My journey started many years ago, before the digital revolution when life was more structured, great material was available and the choices were limited. Now you can do a search on the internet and come up with a hundred sources. The unfortunate thing is that most of the material doesn’t offer you a preview and you can’t browse through it like a printed book or course. So where does one start? It’s essential when starting out on a photographic journey to get the basics right. Learning the fundamentals properly will prepare you for a bright and very fulfilling future in photography. Let’s take a look at a few important steps.
1. Find a practical ebook or course
Photography is a practical hobby and although theory is a part of it, one enjoys it by going out and doing. The operative word is doing. Any course must get you doing something from the very first chapter or if possible from the first paragraph. In teaching and training I have found it most effective to offer on the job mentoring while we are taking photos. With the instant feedback digital gives, it is the perfect way of teaching someone. That, of course, is great when dealing one on one with live people. Through a book or ecourse it may be a little more difficult but the author must get you shooting images immediately.
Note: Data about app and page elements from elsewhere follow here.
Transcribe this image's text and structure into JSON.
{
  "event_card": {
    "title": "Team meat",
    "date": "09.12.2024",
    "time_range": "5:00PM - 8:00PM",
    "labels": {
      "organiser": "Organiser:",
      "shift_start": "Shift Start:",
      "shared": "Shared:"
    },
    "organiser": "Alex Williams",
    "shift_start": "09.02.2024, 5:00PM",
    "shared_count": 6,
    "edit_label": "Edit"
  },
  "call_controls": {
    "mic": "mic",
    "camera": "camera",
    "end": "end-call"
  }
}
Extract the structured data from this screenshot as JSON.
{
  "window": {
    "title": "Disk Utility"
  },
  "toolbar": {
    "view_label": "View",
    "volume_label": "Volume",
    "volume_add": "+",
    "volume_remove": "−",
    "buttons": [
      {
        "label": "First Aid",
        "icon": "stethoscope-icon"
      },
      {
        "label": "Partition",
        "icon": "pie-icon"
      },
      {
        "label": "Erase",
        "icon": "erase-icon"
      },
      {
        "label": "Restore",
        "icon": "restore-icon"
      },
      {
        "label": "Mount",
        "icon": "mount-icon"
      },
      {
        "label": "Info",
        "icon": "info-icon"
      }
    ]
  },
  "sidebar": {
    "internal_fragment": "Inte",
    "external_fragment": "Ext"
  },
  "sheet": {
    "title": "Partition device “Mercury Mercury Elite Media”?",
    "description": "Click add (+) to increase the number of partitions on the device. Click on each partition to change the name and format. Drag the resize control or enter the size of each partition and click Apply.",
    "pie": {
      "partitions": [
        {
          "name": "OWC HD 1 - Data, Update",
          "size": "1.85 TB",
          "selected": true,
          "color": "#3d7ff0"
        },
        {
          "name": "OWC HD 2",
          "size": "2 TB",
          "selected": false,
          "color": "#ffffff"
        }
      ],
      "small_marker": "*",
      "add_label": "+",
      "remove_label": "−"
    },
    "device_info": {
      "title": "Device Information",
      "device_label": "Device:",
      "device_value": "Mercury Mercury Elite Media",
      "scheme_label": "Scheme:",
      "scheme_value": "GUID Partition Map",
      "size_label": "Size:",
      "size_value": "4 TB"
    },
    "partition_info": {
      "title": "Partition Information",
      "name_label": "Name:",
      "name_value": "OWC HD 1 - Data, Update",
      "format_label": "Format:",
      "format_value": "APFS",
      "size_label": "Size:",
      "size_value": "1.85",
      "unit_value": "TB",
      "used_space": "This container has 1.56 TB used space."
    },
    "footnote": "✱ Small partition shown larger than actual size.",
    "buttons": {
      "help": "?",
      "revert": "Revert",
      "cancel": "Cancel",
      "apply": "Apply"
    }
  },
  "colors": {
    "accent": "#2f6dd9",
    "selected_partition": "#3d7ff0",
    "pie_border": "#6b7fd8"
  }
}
The method I use in my books is to start people out shooting images and then afterwards giving them the criteria with which to evaluate their own images and improve them. Shoot, improve, shoot improve is the perfect way to learn because it’s practical. I cannot emphasise this point enough. A quick tip for looking at ebooks and courses, make sure that the author offers a money back guarantee. If the ebook or course doesn’t offer real practical advice you can get your money back. If they are not transferring their skills to you then the ebook isn’t worth it.
2. Start doing assignments or projects
The course or ebook you have decided upon should have practical assignments and projects or you have made a bad choice. I love acquiring knowledge through reading and research but after all these years it has done nothing to improve my photography without its practical application. So, start working through the assignments or projects carefully and try to apply the skills or techniques you are learning. Don’t proceed to the next chapter until you have mastered the lesson or skill. If you’ve bought a book that doesn’t have assignments then you need to create you own based on the material you are learning. Write it down so that you are clear as to what you should be doing then go out and shoot. You must have an end in mind and achieve a practical goal when your assignment is complete.
3. Use a journal
This is a photo journal and not a writing journal. You want track your progress and watch your learning journey develop. It can be a regular journal where you paste in your photos and make notes of location, date, time, the settings you used to take the image and how you felt. Or, you can maintain it on your computer. The key here is to watch your progress and see where you are improving and where you need to give more attention. Besides this, it’s a fun activity and a showcase of your photography. The key here is that it should help you keep focused and maintain your photographic journey. You are able to leave photography for a few weeks then pick it up again, revise and begin where you left off. It gives you structure to your learning and allows you to remember where you were last at and can continue on a logical course.
4. Teach someone else
This is where my photo journey took off like a rocket. As soon as I started teaching others I cemented the principles in my own mind and my own photography improved a hundredfold. I got together a group of friends for the purpose of enjoying my photo outings on the weekends. Because I was the most experienced they asked questions and I gave the answers. The ones I didn’t know I refreshed from my books and courses and the rest is history. Once you explain something to someone else you have to think about it more logically which often results in a better understanding on your own part.
5. Practise, practise, practise
The famous South African golfer and winner of many major international tournaments said, “the harder I practise the luckier I get.” You don’t think the master National Geographic photographers shot those fantastic magazine photos by chance do you? They come as a result of years of practise, trial and error. Go out and find your favourite subjects and practise shooting them from different angles, perspectives and viewpoints. It’s logical that if you shoot a subject in three different ways you won’t get the same results as if you did it in a hundred different ways.
Photography is a journey of discovery and learning. And, as you discover new things about your environment, subject or location and include them in your images you will start to improve at a rapid rate. These are just some of the principles that if applied correctly will help you learn photography like never before.